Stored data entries
━━━━━━━━━━━━━━━━━━━━━━━━━━━━━━

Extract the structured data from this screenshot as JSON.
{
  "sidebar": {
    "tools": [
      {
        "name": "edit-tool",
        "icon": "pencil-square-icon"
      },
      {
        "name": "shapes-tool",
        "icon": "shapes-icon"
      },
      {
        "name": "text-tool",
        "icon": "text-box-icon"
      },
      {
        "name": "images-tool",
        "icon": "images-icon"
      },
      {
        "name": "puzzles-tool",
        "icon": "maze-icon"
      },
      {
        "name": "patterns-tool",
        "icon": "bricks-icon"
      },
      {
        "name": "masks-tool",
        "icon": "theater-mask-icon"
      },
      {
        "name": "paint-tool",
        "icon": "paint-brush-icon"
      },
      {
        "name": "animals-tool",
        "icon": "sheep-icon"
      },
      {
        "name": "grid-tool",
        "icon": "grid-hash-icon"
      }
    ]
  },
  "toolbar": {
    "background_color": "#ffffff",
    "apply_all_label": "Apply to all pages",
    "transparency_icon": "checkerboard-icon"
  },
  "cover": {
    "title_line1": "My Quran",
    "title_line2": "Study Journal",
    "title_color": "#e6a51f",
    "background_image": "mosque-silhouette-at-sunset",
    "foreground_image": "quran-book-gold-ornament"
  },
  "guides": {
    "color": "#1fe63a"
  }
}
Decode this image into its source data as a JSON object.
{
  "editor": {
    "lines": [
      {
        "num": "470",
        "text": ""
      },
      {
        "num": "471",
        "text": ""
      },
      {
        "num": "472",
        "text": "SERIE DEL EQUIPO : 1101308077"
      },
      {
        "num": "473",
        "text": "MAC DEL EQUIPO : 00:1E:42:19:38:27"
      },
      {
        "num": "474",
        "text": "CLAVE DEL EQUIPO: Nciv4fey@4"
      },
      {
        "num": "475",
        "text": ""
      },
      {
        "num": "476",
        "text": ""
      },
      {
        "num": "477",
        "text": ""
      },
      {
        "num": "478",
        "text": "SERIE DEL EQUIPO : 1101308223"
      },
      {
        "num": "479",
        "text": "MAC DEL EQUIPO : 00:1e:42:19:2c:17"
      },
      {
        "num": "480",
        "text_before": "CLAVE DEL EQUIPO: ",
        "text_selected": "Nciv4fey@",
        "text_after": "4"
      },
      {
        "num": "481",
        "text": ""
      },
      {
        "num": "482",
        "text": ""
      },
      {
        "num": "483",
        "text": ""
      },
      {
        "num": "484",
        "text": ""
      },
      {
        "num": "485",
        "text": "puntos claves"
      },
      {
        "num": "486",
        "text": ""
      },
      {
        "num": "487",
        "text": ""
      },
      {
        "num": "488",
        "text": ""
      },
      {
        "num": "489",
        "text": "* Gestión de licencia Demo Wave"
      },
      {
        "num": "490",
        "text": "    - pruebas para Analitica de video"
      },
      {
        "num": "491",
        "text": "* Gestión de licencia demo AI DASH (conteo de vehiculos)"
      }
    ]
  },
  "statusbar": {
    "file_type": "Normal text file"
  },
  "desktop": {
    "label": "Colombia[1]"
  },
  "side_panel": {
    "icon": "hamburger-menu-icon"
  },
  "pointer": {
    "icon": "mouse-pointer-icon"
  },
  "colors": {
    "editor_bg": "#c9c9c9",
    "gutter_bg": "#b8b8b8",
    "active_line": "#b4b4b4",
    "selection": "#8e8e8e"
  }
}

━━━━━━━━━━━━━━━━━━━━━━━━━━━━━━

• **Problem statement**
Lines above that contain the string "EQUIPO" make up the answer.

• **Task output**
        "text": "SERIE DEL EQUIPO : 1101308077"
        "text": "MAC DEL EQUIPO : 00:1E:42:19:38:27"
        "text": "CLAVE DEL EQUIPO: Nciv4fey@4"
        "text": "SERIE DEL EQUIPO : 1101308223"
        "text": "MAC DEL EQUIPO : 00:1e:42:19:2c:17"
        "text_before": "CLAVE DEL EQUIPO: ",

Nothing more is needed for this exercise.